Items from an interface collection

+++++

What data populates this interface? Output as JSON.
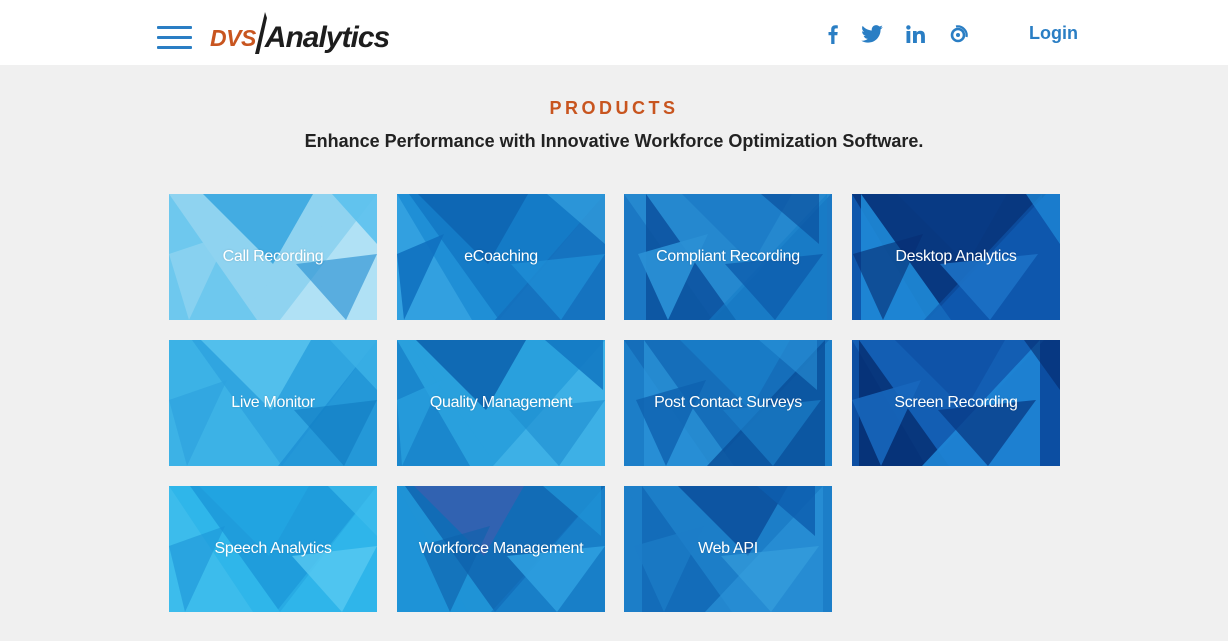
{
  "header": {
    "logo_dvs": "DVS",
    "logo_analytics": "Analytics",
    "login_label": "Login"
  },
  "icons": {
    "menu": "hamburger-menu-icon",
    "facebook": "facebook-icon",
    "twitter": "twitter-icon",
    "linkedin": "linkedin-icon",
    "blog": "blog-icon"
  },
  "colors": {
    "accent_blue": "#2a7ec4",
    "brand_orange": "#c8551f",
    "background": "#f0f0f0"
  },
  "products": {
    "title": "PRODUCTS",
    "subtitle": "Enhance Performance with Innovative Workforce Optimization Software.",
    "items": [
      {
        "label": "Call Recording"
      },
      {
        "label": "eCoaching"
      },
      {
        "label": "Compliant Recording"
      },
      {
        "label": "Desktop Analytics"
      },
      {
        "label": "Live Monitor"
      },
      {
        "label": "Quality Management"
      },
      {
        "label": "Post Contact Surveys"
      },
      {
        "label": "Screen Recording"
      },
      {
        "label": "Speech Analytics"
      },
      {
        "label": "Workforce Management"
      },
      {
        "label": "Web API"
      }
    ]
  }
}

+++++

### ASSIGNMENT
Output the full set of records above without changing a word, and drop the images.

### REPLY
What data populates this interface? Output as JSON.
{
  "header": {
    "logo_dvs": "DVS",
    "logo_analytics": "Analytics",
    "login_label": "Login"
  },
  "icons": {
    "menu": "hamburger-menu-icon",
    "facebook": "facebook-icon",
    "twitter": "twitter-icon",
    "linkedin": "linkedin-icon",
    "blog": "blog-icon"
  },
  "colors": {
    "accent_blue": "#2a7ec4",
    "brand_orange": "#c8551f",
    "background": "#f0f0f0"
  },
  "products": {
    "title": "PRODUCTS",
    "subtitle": "Enhance Performance with Innovative Workforce Optimization Software.",
    "items": [
      {
        "label": "Call Recording"
      },
      {
        "label": "eCoaching"
      },
      {
        "label": "Compliant Recording"
      },
      {
        "label": "Desktop Analytics"
      },
      {
        "label": "Live Monitor"
      },
      {
        "label": "Quality Management"
      },
      {
        "label": "Post Contact Surveys"
      },
      {
        "label": "Screen Recording"
      },
      {
        "label": "Speech Analytics"
      },
      {
        "label": "Workforce Management"
      },
      {
        "label": "Web API"
      }
    ]
  }
}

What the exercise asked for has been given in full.